In part 1 of my series on playing Hakuoki: Memories of the Shinsengumi as a complete baby to otome games, we learned that there are many beautiful shinsengumen to choose from, each with their own charms. I decided to let my heart/brain lead me to start. The first run of a game is important. You can’t fast forward and it’s your introduction to the characters and story. It should be respected. It seemed right to not look up answers that would endear me to one guy or another. For the first play through, I decided to just roll with whatever route my choices put me on. It turns out that was Hajime Saito, a beautiful cinnamon roll too good for this world, too pure. It’s only natural that the route I was most initially excited for would be the one I ended up on. It’s like fate or something!
So, Saito. He’s one of the Shinsengumi’s best swordsmen, specializing in a one handed strike that comes from a fluid and speedy movement out of the sheath. Hey, swords are important. This isn’t one of those games, so swords are the only thing getting unsheathed here. For some reason, I always go for the quiet, experienced warrior types who could kill you but won’t. Other anime husbando of mine include Kenshin and Jin from Samurai Champloo. I say “for some reason” because in reality, how fun would these types be to date? They don’t say much about themselves, they hardly show emotion, and they certainly do not shower you with affection. Romance with a real life stoic samurai would probably be exhausting. In fiction, however, it’s rather intoxicating.
Being with a man that dangerous and that quiet messes with your mind and conditions you to get really excited over even the slightest hint of attention. That’s how Saito’s route goes. The romance meter can jump over the tiniest sliver of interpersonal connection. It’s about the slight smiles, the implicit respect, the soulful eyes. This no talk, less action paradigm left me and my girl Chizuru very thirsty so I flipped out whenever Saito showed up for any reason.
When bae looks good in Japanese AND Western clothes
Oh, and he becomes a vampire thing. In Hakuoki, the partially real history of the late Edo/early Meiji periods is mixed with a lore about demon families that used to rule Japan. Demons have regenerative powers and superhuman strength, but are averse to sunlight. Sound like a familiar mythical being? It turns out my missing dad (who is also a demon?! And not my real dad??) created a top secret formula for the Shogunate to turn humans into demon-like creatures called “furies.” In a fight with the game’s (or at leas this route’s) villain, poster boy for the demon 1% Chikage Kazama, Saito gets mortally wounded. Of course he has to go and drink the demon potion and of course the best way to deal with his bloodlust is to let him drink my blood. In slow burning supernatural romances, blood drinking has always been used as a way to show the fine line between trust and danger with romantic leads, so it’s no surprise it shows up as a mechanic in this game. Seriously, according to supernatural fiction, men are hottest when they could very easily kill you right this second. You can also make the man endure it or give him medicine, but that’s not very sexy, is it? Especially since Hajime Saito’s favorite drinking spot is the ear (*ﾉ∀`*)

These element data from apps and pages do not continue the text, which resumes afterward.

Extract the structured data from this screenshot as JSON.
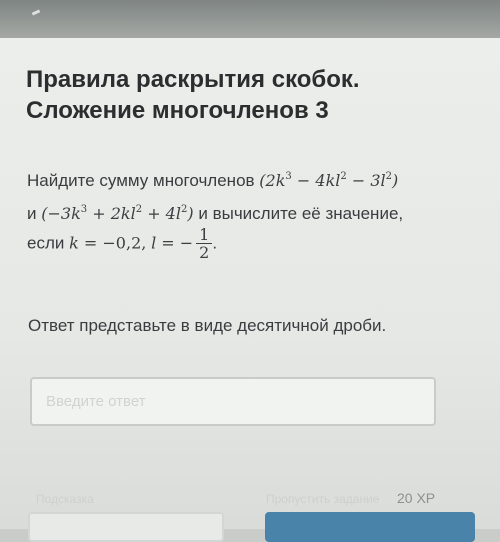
{
  "lesson": {
    "title_line1": "Правила раскрытия скобок.",
    "title_line2": "Сложение многочленов 3"
  },
  "task": {
    "line1_text": "Найдите сумму многочленов",
    "line1_math": "(2k³ − 4kl² − 3l²)",
    "line2_prefix": "и",
    "line2_math": "(−3k³ + 2kl² + 4l²)",
    "line2_text": "и вычислите её значение,",
    "line3_text": "если",
    "k_value": "k = −0,2,",
    "l_value": "l = −",
    "l_numerator": "1",
    "l_denominator": "2",
    "end_punct": "."
  },
  "note": "Ответ представьте в виде десятичной дроби.",
  "answer": {
    "value": "",
    "placeholder": "Введите ответ"
  },
  "footer": {
    "hint_label": "Подсказка",
    "skip_label": "Пропустить задание",
    "xp": "20 XP"
  },
  "colors": {
    "primary_button": "#4a83a9",
    "title": "#2b2d2f"
  }
}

Another cliche that reared its head: every stoic warrior has to have a personal demon, even if he is an actual demon. For Saito, it’s that he got rejected all his life because he’s left handed. Yep. Aww. But I, with my honest heart and eyes, can accept him for who is. My relentless, stubborn acceptance of him even earned me a kiss eventually. A kiss that I was very anxious for after playing this game for two legs of a 6-8 hour total car trip. A kiss that had to wait until the next day after my fiance threw a pillow at my head because he wanted me to go the fuck to sleep...
In the end, we decided to stay together and weather the slow march of time as a couple, no matter what changes would shake Japan. Cue some cherry blossom and falling snow imagery because Saito is obsessed with impermanence. The happy ending, like everything about Saito’s route, was very understated but sweet. The game did throw one more weakness of mine at me before the credits rolled, though: the gravitas of the first name. This isn’t something most of us are too familiar with because we just throw each others’ names around constantly, but if you’ve ever had a partner or friend who never calls you by your first name, you might understand. That first time they drop your first name is just *clenches fist and looks off into the distance* All this to say, one of the big romantic finales was that my character finally called the beautiful shy snowflake “Hajime.”
I still have five more routes to go through, but I think it’s safe to say Hajime Saito will hold a special place in my game-heart.